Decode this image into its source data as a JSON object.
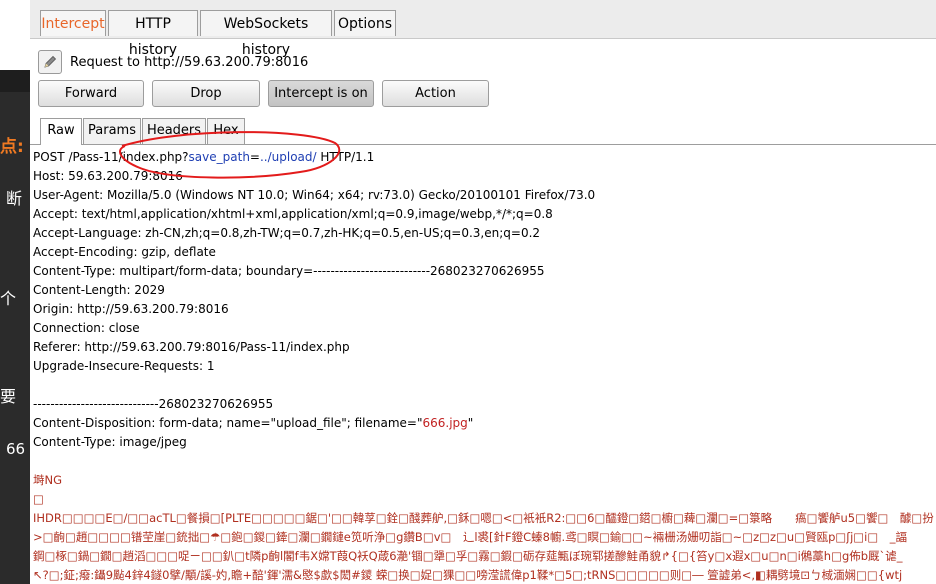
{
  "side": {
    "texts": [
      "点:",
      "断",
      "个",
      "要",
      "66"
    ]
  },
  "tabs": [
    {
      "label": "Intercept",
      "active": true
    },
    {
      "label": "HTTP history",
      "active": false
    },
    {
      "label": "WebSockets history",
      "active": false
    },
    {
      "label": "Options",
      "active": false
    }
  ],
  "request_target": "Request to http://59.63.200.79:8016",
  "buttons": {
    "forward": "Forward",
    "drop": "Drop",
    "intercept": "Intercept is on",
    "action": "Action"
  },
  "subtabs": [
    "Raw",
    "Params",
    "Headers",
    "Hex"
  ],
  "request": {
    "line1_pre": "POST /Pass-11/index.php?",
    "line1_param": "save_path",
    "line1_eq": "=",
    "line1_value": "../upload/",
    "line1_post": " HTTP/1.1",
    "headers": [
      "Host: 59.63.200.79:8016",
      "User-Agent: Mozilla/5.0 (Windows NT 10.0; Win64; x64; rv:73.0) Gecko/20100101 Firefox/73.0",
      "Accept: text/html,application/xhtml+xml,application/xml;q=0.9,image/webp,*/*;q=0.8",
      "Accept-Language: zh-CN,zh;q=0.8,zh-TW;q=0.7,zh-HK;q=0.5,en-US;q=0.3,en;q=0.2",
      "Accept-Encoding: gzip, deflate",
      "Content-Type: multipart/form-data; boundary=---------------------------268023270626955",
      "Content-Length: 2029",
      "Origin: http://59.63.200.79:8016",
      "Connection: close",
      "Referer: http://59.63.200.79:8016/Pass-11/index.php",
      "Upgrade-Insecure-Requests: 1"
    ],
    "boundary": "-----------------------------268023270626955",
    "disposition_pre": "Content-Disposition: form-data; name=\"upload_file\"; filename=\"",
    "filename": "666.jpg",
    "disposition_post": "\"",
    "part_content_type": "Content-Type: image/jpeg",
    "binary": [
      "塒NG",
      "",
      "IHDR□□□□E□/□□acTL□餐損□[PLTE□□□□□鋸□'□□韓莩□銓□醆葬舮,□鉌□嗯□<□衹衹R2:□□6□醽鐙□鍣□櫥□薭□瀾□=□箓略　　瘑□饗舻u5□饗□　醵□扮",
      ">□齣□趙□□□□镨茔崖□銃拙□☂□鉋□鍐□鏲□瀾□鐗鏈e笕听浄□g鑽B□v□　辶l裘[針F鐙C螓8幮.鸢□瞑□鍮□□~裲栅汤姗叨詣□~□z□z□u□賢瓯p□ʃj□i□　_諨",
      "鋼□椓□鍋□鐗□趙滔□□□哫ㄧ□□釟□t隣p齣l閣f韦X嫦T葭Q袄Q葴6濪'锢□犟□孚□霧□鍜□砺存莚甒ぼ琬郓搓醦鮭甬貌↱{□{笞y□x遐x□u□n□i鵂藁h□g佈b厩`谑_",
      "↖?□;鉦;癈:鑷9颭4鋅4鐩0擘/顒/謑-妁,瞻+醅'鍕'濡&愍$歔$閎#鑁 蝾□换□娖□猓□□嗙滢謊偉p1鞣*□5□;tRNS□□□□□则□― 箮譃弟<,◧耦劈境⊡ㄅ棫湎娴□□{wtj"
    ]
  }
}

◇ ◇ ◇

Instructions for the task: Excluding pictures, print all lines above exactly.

Solution:
Decode this image into its source data as a JSON object.
{
  "side": {
    "texts": [
      "点:",
      "断",
      "个",
      "要",
      "66"
    ]
  },
  "tabs": [
    {
      "label": "Intercept",
      "active": true
    },
    {
      "label": "HTTP history",
      "active": false
    },
    {
      "label": "WebSockets history",
      "active": false
    },
    {
      "label": "Options",
      "active": false
    }
  ],
  "request_target": "Request to http://59.63.200.79:8016",
  "buttons": {
    "forward": "Forward",
    "drop": "Drop",
    "intercept": "Intercept is on",
    "action": "Action"
  },
  "subtabs": [
    "Raw",
    "Params",
    "Headers",
    "Hex"
  ],
  "request": {
    "line1_pre": "POST /Pass-11/index.php?",
    "line1_param": "save_path",
    "line1_eq": "=",
    "line1_value": "../upload/",
    "line1_post": " HTTP/1.1",
    "headers": [
      "Host: 59.63.200.79:8016",
      "User-Agent: Mozilla/5.0 (Windows NT 10.0; Win64; x64; rv:73.0) Gecko/20100101 Firefox/73.0",
      "Accept: text/html,application/xhtml+xml,application/xml;q=0.9,image/webp,*/*;q=0.8",
      "Accept-Language: zh-CN,zh;q=0.8,zh-TW;q=0.7,zh-HK;q=0.5,en-US;q=0.3,en;q=0.2",
      "Accept-Encoding: gzip, deflate",
      "Content-Type: multipart/form-data; boundary=---------------------------268023270626955",
      "Content-Length: 2029",
      "Origin: http://59.63.200.79:8016",
      "Connection: close",
      "Referer: http://59.63.200.79:8016/Pass-11/index.php",
      "Upgrade-Insecure-Requests: 1"
    ],
    "boundary": "-----------------------------268023270626955",
    "disposition_pre": "Content-Disposition: form-data; name=\"upload_file\"; filename=\"",
    "filename": "666.jpg",
    "disposition_post": "\"",
    "part_content_type": "Content-Type: image/jpeg",
    "binary": [
      "塒NG",
      "",
      "IHDR□□□□E□/□□acTL□餐損□[PLTE□□□□□鋸□'□□韓莩□銓□醆葬舮,□鉌□嗯□<□衹衹R2:□□6□醽鐙□鍣□櫥□薭□瀾□=□箓略　　瘑□饗舻u5□饗□　醵□扮",
      ">□齣□趙□□□□镨茔崖□銃拙□☂□鉋□鍐□鏲□瀾□鐗鏈e笕听浄□g鑽B□v□　辶l裘[針F鐙C螓8幮.鸢□瞑□鍮□□~裲栅汤姗叨詣□~□z□z□u□賢瓯p□ʃj□i□　_諨",
      "鋼□椓□鍋□鐗□趙滔□□□哫ㄧ□□釟□t隣p齣l閣f韦X嫦T葭Q袄Q葴6濪'锢□犟□孚□霧□鍜□砺存莚甒ぼ琬郓搓醦鮭甬貌↱{□{笞y□x遐x□u□n□i鵂藁h□g佈b厩`谑_",
      "↖?□;鉦;癈:鑷9颭4鋅4鐩0擘/顒/謑-妁,瞻+醅'鍕'濡&愍$歔$閎#鑁 蝾□换□娖□猓□□嗙滢謊偉p1鞣*□5□;tRNS□□□□□则□― 箮譃弟<,◧耦劈境⊡ㄅ棫湎娴□□{wtj"
    ]
  }
}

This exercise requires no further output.